I can’t believe this photo has received so many views on Flickr. It’s been up for less than a week.
We had a pretty good time setting up for this shoot. We shot over a dozen synthesizers that day, July 17th 2010 to be exact. We listened to a bunch of records and drank some beers while we took photographs. We listened mostly to stuff from the 1980’s. Tracks that featured the synthesizer of course.
When we talked about covers for the book, I was thinking I’d use my favorite synthesizer of all time, the Prophet 5 Synthesizer!
I first became aware of the Prophet 5 synthesizer while I was living in Miami, around the early 80’s. MTV was just launching and Florida was one of the first states to get MTV. I was there for the launch of the best idea to ever hit cable TV. It’s such a shame that MTV turned into something different. During the early 1980’s it became my daily ritual to watch MTV. I would come home from school and if I could get it in, MTV would be on most of the time. I remember The Buggles video for Video Killed the Radio Star. There was The Fixx with Saved By Zero. There was Peter Gabriel’s, Shock the Monkey. Of course there was always as many Duran Duran videos as a person could wish for. It’s around this time that I really started to notice the synthesizer.

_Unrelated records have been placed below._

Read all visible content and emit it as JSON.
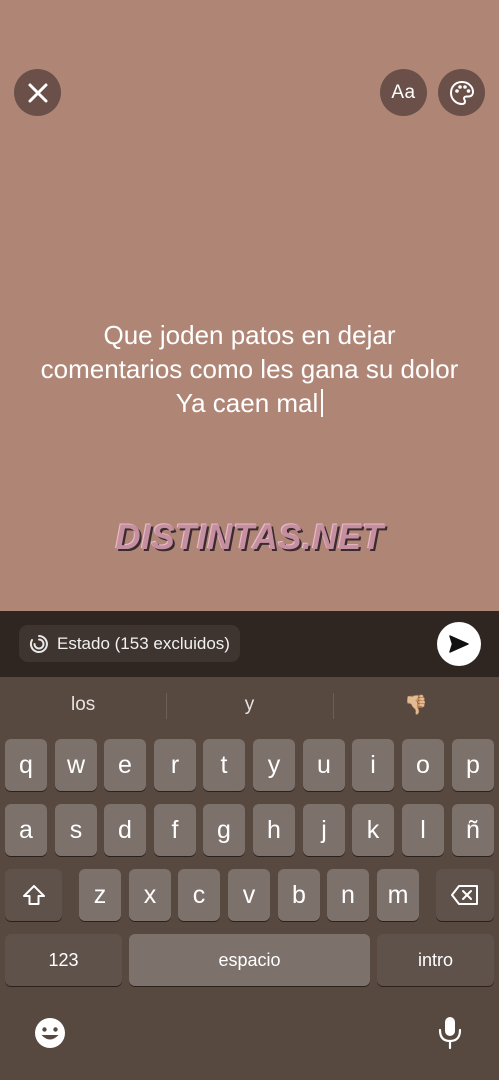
{
  "top_bar": {
    "font_label": "Aa"
  },
  "status": {
    "lines": [
      "Que joden patos en dejar",
      "comentarios como les gana su dolor",
      "Ya caen mal"
    ]
  },
  "watermark": "DISTINTAS.NET",
  "compose": {
    "audience_label": "Estado (153 excluidos)"
  },
  "keyboard": {
    "suggestions": [
      "los",
      "y",
      "👎🏼"
    ],
    "row1": [
      "q",
      "w",
      "e",
      "r",
      "t",
      "y",
      "u",
      "i",
      "o",
      "p"
    ],
    "row2": [
      "a",
      "s",
      "d",
      "f",
      "g",
      "h",
      "j",
      "k",
      "l",
      "ñ"
    ],
    "row3": [
      "z",
      "x",
      "c",
      "v",
      "b",
      "n",
      "m"
    ],
    "numbers_label": "123",
    "space_label": "espacio",
    "return_label": "intro"
  },
  "colors": {
    "canvas_background": "#af8676",
    "keyboard_background": "#574840",
    "key_background": "#7d716b"
  }
}
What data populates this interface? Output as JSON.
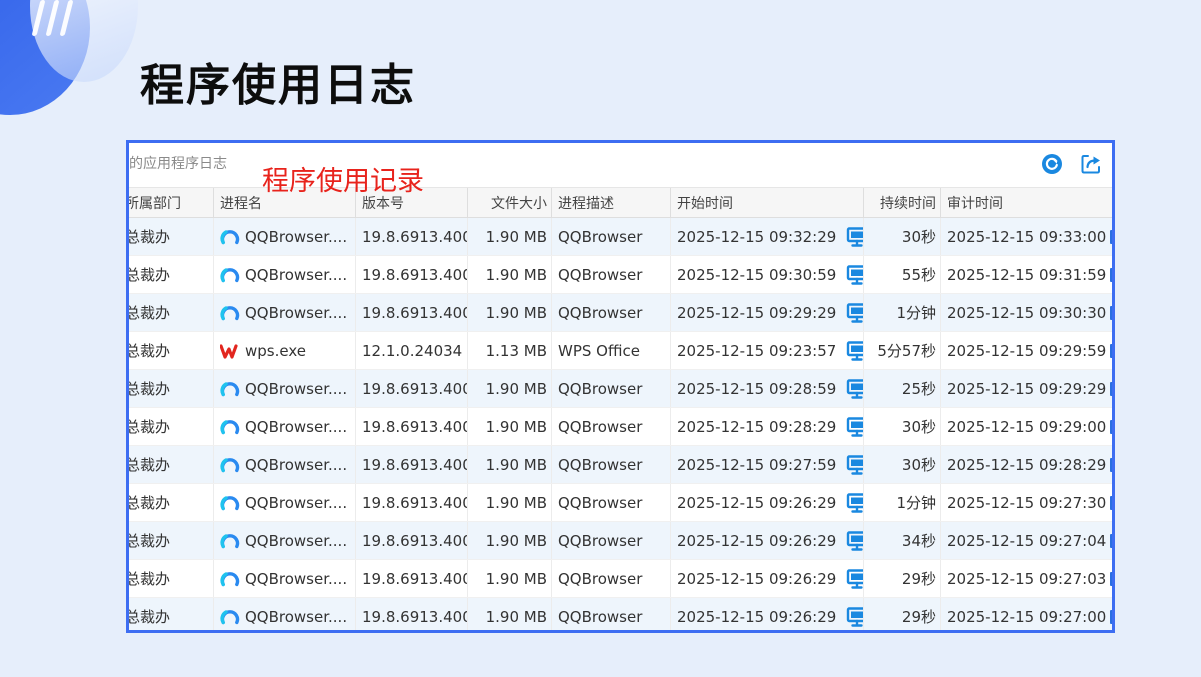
{
  "page": {
    "title": "程序使用日志"
  },
  "toolbar": {
    "search_placeholder": "的应用程序日志",
    "annotation": "程序使用记录",
    "refresh_icon": "refresh-icon",
    "export_icon": "export-icon"
  },
  "colors": {
    "accent": "#3d6df2",
    "annotation": "#e8231c",
    "row_alt": "#eef5fc",
    "icon_blue": "#1a88e0"
  },
  "table": {
    "columns": [
      "所属部门",
      "进程名",
      "版本号",
      "文件大小",
      "进程描述",
      "开始时间",
      "持续时间",
      "审计时间"
    ],
    "rows": [
      {
        "dept": "总裁办",
        "process": "QQBrowser....",
        "icon": "qqbrowser-icon",
        "version": "19.8.6913.400",
        "size": "1.90 MB",
        "desc": "QQBrowser",
        "start": "2025-12-15 09:32:29",
        "duration": "30秒",
        "audit": "2025-12-15 09:33:00"
      },
      {
        "dept": "总裁办",
        "process": "QQBrowser....",
        "icon": "qqbrowser-icon",
        "version": "19.8.6913.400",
        "size": "1.90 MB",
        "desc": "QQBrowser",
        "start": "2025-12-15 09:30:59",
        "duration": "55秒",
        "audit": "2025-12-15 09:31:59"
      },
      {
        "dept": "总裁办",
        "process": "QQBrowser....",
        "icon": "qqbrowser-icon",
        "version": "19.8.6913.400",
        "size": "1.90 MB",
        "desc": "QQBrowser",
        "start": "2025-12-15 09:29:29",
        "duration": "1分钟",
        "audit": "2025-12-15 09:30:30"
      },
      {
        "dept": "总裁办",
        "process": "wps.exe",
        "icon": "wps-icon",
        "version": "12.1.0.24034",
        "size": "1.13 MB",
        "desc": "WPS Office",
        "start": "2025-12-15 09:23:57",
        "duration": "5分57秒",
        "audit": "2025-12-15 09:29:59"
      },
      {
        "dept": "总裁办",
        "process": "QQBrowser....",
        "icon": "qqbrowser-icon",
        "version": "19.8.6913.400",
        "size": "1.90 MB",
        "desc": "QQBrowser",
        "start": "2025-12-15 09:28:59",
        "duration": "25秒",
        "audit": "2025-12-15 09:29:29"
      },
      {
        "dept": "总裁办",
        "process": "QQBrowser....",
        "icon": "qqbrowser-icon",
        "version": "19.8.6913.400",
        "size": "1.90 MB",
        "desc": "QQBrowser",
        "start": "2025-12-15 09:28:29",
        "duration": "30秒",
        "audit": "2025-12-15 09:29:00"
      },
      {
        "dept": "总裁办",
        "process": "QQBrowser....",
        "icon": "qqbrowser-icon",
        "version": "19.8.6913.400",
        "size": "1.90 MB",
        "desc": "QQBrowser",
        "start": "2025-12-15 09:27:59",
        "duration": "30秒",
        "audit": "2025-12-15 09:28:29"
      },
      {
        "dept": "总裁办",
        "process": "QQBrowser....",
        "icon": "qqbrowser-icon",
        "version": "19.8.6913.400",
        "size": "1.90 MB",
        "desc": "QQBrowser",
        "start": "2025-12-15 09:26:29",
        "duration": "1分钟",
        "audit": "2025-12-15 09:27:30"
      },
      {
        "dept": "总裁办",
        "process": "QQBrowser....",
        "icon": "qqbrowser-icon",
        "version": "19.8.6913.400",
        "size": "1.90 MB",
        "desc": "QQBrowser",
        "start": "2025-12-15 09:26:29",
        "duration": "34秒",
        "audit": "2025-12-15 09:27:04"
      },
      {
        "dept": "总裁办",
        "process": "QQBrowser....",
        "icon": "qqbrowser-icon",
        "version": "19.8.6913.400",
        "size": "1.90 MB",
        "desc": "QQBrowser",
        "start": "2025-12-15 09:26:29",
        "duration": "29秒",
        "audit": "2025-12-15 09:27:03"
      },
      {
        "dept": "总裁办",
        "process": "QQBrowser....",
        "icon": "qqbrowser-icon",
        "version": "19.8.6913.400",
        "size": "1.90 MB",
        "desc": "QQBrowser",
        "start": "2025-12-15 09:26:29",
        "duration": "29秒",
        "audit": "2025-12-15 09:27:00"
      }
    ]
  }
}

One of the first synthesizers to leave a mark on me was the Sequential Circuits Prophet 5. I remember seeing Uwe Fahrenkrog-Petersen, I think it was him, playing a Prophet 5 synthesizer in Nena’s 99 Luft Balloons (99 Red Balloons) video. Oh, that wood! Ralf Hütter, of Kraftwerk probably hated the Prophet 5 just because it was made of wood. That’s one of the reasons why I liked it though. It had lots of knobs. It was futuristic, but still wanting to fit in with the organ player using it in a rock band or something.
In a 1984 Keyboard magazine I read an interview with David Diamond and Matt Reid of Berlin. I still have the issue. They were really big users of the Prophet 5. A month later it was Mark Isham singing it praises and talking about how he used it for 95% of the synthesizer cues on the Disney movie Never Cry Wolf. He would become one of my favorite film composers.
Dave Ball of Soft Cell, Jerry Harrison of the Talking Heads, John Carpenter, David Sylvian, Richard Barbieri and many, many others artist are well known for their use of the Prophet 5 synthesizer. Sylvian and Barbieri are rumored to have invested an incredible amount of time tweaking sounds on the synthesizers they used for Japan’s, Tin Drum. The Prophet 5 was at the core of those sessions and an Oberheim OBX. Producer/Engineer Steve Nye was brought to the brink of a breakdown as they slaved away endlessly creating sounds. They all played a pivotal role in helping me build an adoration for this Sequential Circuits synthesizer.
It was Nick Rhodes of Duran Duran that I remember most for using the Prophet 5, however. MTV became synonymous with Duran Duran. They capitalized on the use of video better than anyone. The video helped Duran Duran sell lots of records. I still like The Chauffer and Rio. They always had beautiful women in their videos. The video was becoming a new way to sell music to a buying public. For Duran Duran there was Girls on Film, Careless Memories, and Planet Earth. Nick Rhodes is perhaps best known for his use of the Roland Jupiter 8. For me though, I couldn’t keep my eyes off his Prophet 5 synthesizer in those videos. I saw him use it on TV concerts, live in studio appearances, and all the shows bands appeared on, in the 1980’s. Think Top of the Pops. I don’t think Duran Duran played on Solid Gold! Did they? I wonder. They did play on Soul Train a few years later, though I don’t recall seeing a Prophet 5!
It would be years later that I would get my hands on a Prophet 5. Well after I left university. For a very long time all I had was magazine photographs of the Prophet 5. They were too expensive when they were first introduced in 1978 and they remained expensive to a teenager like me years later. To me it was like owning some 1950’s Porsche or something. I created a grand mystique for it. They were starting to go up in price when I got mine, but the prices still weren’t prohibitive. This one is a Rev 3.2. The one just before MIDI was introduced. It has the extra banks of patches too. I had it MIDI’d a couple of years back by Stephen Jones in Seattle.
I’ll post more pictures of the Prophet 5 soon.